Problem description: Copy out all the entries below, word for word.

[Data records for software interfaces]

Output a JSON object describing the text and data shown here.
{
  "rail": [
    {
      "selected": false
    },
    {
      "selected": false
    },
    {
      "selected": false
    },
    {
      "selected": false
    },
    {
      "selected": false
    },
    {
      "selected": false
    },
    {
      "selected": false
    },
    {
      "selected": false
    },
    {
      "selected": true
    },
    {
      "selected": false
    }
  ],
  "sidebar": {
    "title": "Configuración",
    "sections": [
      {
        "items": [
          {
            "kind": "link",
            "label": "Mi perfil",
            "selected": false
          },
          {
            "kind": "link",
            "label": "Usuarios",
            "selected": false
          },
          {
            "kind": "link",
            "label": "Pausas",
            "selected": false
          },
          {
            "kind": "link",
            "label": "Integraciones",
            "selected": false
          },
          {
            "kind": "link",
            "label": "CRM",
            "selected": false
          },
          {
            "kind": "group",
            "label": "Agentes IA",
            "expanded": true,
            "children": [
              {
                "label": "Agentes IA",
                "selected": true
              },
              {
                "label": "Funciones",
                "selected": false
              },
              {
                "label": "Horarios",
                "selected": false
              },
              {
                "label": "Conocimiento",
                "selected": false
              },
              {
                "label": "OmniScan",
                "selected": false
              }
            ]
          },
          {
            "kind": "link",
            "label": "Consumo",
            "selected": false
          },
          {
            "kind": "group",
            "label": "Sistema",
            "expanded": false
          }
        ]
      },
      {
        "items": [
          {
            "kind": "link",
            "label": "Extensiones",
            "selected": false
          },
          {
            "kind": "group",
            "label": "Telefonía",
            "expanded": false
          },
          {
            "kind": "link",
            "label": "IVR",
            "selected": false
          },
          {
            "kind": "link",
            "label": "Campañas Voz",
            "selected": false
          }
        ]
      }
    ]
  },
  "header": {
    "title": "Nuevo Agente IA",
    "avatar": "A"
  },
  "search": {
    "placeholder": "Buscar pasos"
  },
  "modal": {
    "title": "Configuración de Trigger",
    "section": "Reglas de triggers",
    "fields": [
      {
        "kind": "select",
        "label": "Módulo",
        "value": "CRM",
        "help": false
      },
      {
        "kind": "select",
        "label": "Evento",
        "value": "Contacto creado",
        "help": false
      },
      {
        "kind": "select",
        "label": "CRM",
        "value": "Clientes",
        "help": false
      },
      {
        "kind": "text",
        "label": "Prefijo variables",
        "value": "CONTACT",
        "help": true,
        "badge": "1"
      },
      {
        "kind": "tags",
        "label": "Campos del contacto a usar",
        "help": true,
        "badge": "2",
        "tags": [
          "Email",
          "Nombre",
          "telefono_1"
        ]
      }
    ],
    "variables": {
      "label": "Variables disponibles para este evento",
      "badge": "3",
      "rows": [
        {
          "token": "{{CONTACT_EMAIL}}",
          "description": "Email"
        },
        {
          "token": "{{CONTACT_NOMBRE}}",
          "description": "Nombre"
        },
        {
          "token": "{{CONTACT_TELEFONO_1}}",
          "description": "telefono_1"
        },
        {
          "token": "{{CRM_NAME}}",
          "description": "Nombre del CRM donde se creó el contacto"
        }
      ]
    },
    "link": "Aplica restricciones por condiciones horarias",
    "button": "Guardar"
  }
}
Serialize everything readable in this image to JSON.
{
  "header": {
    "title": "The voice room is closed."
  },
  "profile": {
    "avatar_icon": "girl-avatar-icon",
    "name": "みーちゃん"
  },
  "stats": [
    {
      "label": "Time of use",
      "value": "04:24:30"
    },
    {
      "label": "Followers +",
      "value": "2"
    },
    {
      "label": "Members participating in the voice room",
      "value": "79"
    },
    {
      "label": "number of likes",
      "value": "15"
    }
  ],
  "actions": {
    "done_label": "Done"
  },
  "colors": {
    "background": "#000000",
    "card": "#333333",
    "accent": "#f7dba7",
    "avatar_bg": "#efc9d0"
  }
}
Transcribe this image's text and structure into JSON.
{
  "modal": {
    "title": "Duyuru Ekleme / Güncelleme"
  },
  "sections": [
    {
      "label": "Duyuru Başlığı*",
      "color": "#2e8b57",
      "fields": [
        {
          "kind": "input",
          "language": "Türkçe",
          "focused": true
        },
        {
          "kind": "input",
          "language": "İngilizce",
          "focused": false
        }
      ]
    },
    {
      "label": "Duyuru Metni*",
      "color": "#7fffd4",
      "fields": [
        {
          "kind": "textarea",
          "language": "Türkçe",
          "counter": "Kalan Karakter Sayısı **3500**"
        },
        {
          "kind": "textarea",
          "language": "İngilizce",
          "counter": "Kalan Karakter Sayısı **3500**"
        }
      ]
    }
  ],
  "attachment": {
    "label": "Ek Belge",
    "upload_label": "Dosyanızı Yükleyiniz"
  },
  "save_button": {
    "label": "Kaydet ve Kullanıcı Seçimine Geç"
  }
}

Result below:
Output a JSON object describing the text and data shown here.
{
  "rail": [
    {
      "selected": false
    },
    {
      "selected": false
    },
    {
      "selected": false
    },
    {
      "selected": false
    },
    {
      "selected": false
    },
    {
      "selected": false
    },
    {
      "selected": false
    },
    {
      "selected": false
    },
    {
      "selected": true
    },
    {
      "selected": false
    }
  ],
  "sidebar": {
    "title": "Configuración",
    "sections": [
      {
        "items": [
          {
            "kind": "link",
            "label": "Mi perfil",
            "selected": false
          },
          {
            "kind": "link",
            "label": "Usuarios",
            "selected": false
          },
          {
            "kind": "link",
            "label": "Pausas",
            "selected": false
          },
          {
            "kind": "link",
            "label": "Integraciones",
            "selected": false
          },
          {
            "kind": "link",
            "label": "CRM",
            "selected": false
          },
          {
            "kind": "group",
            "label": "Agentes IA",
            "expanded": true,
            "children": [
              {
                "label": "Agentes IA",
                "selected": true
              },
              {
                "label": "Funciones",
                "selected": false
              },
              {
                "label": "Horarios",
                "selected": false
              },
              {
                "label": "Conocimiento",
                "selected": false
              },
              {
                "label": "OmniScan",
                "selected": false
              }
            ]
          },
          {
            "kind": "link",
            "label": "Consumo",
            "selected": false
          },
          {
            "kind": "group",
            "label": "Sistema",
            "expanded": false
          }
        ]
      },
      {
        "items": [
          {
            "kind": "link",
            "label": "Extensiones",
            "selected": false
          },
          {
            "kind": "group",
            "label": "Telefonía",
            "expanded": false
          },
          {
            "kind": "link",
            "label": "IVR",
            "selected": false
          },
          {
            "kind": "link",
            "label": "Campañas Voz",
            "selected": false
          }
        ]
      }
    ]
  },
  "header": {
    "title": "Nuevo Agente IA",
    "avatar": "A"
  },
  "search": {
    "placeholder": "Buscar pasos"
  },
  "modal": {
    "title": "Configuración de Trigger",
    "section": "Reglas de triggers",
    "fields": [
      {
        "kind": "select",
        "label": "Módulo",
        "value": "CRM",
        "help": false
      },
      {
        "kind": "select",
        "label": "Evento",
        "value": "Contacto creado",
        "help": false
      },
      {
        "kind": "select",
        "label": "CRM",
        "value": "Clientes",
        "help": false
      },
      {
        "kind": "text",
        "label": "Prefijo variables",
        "value": "CONTACT",
        "help": true,
        "badge": "1"
      },
      {
        "kind": "tags",
        "label": "Campos del contacto a usar",
        "help": true,
        "badge": "2",
        "tags": [
          "Email",
          "Nombre",
          "telefono_1"
        ]
      }
    ],
    "variables": {
      "label": "Variables disponibles para este evento",
      "badge": "3",
      "rows": [
        {
          "token": "{{CONTACT_EMAIL}}",
          "description": "Email"
        },
        {
          "token": "{{CONTACT_NOMBRE}}",
          "description": "Nombre"
        },
        {
          "token": "{{CONTACT_TELEFONO_1}}",
          "description": "telefono_1"
        },
        {
          "token": "{{CRM_NAME}}",
          "description": "Nombre del CRM donde se creó el contacto"
        }
      ]
    },
    "link": "Aplica restricciones por condiciones horarias",
    "button": "Guardar"
  }
}
Serialize everything readable in this image to JSON.
{
  "header": {
    "title": "The voice room is closed."
  },
  "profile": {
    "avatar_icon": "girl-avatar-icon",
    "name": "みーちゃん"
  },
  "stats": [
    {
      "label": "Time of use",
      "value": "04:24:30"
    },
    {
      "label": "Followers +",
      "value": "2"
    },
    {
      "label": "Members participating in the voice room",
      "value": "79"
    },
    {
      "label": "number of likes",
      "value": "15"
    }
  ],
  "actions": {
    "done_label": "Done"
  },
  "colors": {
    "background": "#000000",
    "card": "#333333",
    "accent": "#f7dba7",
    "avatar_bg": "#efc9d0"
  }
}
Transcribe this image's text and structure into JSON.
{
  "modal": {
    "title": "Duyuru Ekleme / Güncelleme"
  },
  "sections": [
    {
      "label": "Duyuru Başlığı*",
      "color": "#2e8b57",
      "fields": [
        {
          "kind": "input",
          "language": "Türkçe",
          "focused": true
        },
        {
          "kind": "input",
          "language": "İngilizce",
          "focused": false
        }
      ]
    },
    {
      "label": "Duyuru Metni*",
      "color": "#7fffd4",
      "fields": [
        {
          "kind": "textarea",
          "language": "Türkçe",
          "counter": "Kalan Karakter Sayısı **3500**"
        },
        {
          "kind": "textarea",
          "language": "İngilizce",
          "counter": "Kalan Karakter Sayısı **3500**"
        }
      ]
    }
  ],
  "attachment": {
    "label": "Ek Belge",
    "upload_label": "Dosyanızı Yükleyiniz"
  },
  "save_button": {
    "label": "Kaydet ve Kullanıcı Seçimine Geç"
  }
}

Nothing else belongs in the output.